(Stored items from a collection)
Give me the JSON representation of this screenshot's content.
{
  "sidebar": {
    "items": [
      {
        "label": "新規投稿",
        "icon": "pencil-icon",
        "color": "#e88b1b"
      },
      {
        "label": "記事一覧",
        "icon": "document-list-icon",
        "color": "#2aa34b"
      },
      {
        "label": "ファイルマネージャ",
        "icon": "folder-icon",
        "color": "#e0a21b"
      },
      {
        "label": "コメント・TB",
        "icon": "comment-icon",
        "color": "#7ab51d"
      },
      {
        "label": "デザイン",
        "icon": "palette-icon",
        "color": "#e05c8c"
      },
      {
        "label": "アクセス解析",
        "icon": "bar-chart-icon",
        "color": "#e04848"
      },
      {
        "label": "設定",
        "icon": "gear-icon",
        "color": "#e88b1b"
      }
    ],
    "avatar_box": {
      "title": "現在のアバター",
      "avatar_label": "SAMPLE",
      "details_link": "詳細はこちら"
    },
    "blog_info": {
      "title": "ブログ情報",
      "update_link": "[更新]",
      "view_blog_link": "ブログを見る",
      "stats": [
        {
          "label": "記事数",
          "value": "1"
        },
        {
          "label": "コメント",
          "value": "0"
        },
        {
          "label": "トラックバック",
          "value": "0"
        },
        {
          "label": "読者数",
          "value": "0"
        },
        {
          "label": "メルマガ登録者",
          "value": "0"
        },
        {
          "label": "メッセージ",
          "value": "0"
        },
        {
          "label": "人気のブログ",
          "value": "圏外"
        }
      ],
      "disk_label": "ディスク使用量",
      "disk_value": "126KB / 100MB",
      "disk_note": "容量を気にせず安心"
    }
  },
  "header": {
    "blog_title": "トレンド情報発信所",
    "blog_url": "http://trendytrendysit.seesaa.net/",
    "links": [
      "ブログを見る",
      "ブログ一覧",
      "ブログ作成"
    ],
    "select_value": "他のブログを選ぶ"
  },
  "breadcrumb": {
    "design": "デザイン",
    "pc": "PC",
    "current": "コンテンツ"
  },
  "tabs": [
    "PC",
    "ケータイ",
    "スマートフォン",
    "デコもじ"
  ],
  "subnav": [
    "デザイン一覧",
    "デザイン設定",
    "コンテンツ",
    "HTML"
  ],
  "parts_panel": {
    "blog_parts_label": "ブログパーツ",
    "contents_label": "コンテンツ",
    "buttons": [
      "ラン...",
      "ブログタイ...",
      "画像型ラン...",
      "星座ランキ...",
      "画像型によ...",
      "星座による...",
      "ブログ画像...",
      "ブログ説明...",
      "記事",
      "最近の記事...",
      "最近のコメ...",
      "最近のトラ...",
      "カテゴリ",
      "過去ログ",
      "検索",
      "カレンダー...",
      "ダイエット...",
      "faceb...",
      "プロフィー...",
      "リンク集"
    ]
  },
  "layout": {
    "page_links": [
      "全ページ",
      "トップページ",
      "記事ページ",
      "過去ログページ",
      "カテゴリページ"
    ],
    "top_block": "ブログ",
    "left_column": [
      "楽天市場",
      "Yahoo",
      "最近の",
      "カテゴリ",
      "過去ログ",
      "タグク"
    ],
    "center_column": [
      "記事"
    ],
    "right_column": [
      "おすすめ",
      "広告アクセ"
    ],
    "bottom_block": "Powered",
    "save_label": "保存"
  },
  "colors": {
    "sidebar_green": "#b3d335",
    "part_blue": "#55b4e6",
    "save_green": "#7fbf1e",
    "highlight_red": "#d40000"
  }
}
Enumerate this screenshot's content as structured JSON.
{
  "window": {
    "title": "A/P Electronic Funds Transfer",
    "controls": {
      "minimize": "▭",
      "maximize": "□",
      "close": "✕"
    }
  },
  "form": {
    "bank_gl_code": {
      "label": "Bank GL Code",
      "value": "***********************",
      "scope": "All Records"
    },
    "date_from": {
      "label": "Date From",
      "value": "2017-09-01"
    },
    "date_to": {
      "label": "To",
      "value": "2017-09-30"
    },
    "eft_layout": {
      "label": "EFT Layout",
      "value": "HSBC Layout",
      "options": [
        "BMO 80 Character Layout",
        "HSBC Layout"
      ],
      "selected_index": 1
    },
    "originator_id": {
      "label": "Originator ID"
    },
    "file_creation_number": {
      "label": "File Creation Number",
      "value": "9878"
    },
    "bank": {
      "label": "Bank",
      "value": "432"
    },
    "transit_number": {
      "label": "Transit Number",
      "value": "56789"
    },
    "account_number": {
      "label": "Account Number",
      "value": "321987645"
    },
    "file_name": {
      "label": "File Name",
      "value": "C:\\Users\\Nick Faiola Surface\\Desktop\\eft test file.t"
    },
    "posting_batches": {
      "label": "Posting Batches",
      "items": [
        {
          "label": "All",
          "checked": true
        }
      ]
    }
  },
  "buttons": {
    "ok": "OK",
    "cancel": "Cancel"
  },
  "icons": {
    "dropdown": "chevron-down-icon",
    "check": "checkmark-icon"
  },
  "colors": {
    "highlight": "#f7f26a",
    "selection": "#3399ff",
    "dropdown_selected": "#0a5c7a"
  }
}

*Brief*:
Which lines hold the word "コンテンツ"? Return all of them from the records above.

*Final answer*:
    "current": "コンテンツ"
    "コンテンツ",
    "contents_label": "コンテンツ",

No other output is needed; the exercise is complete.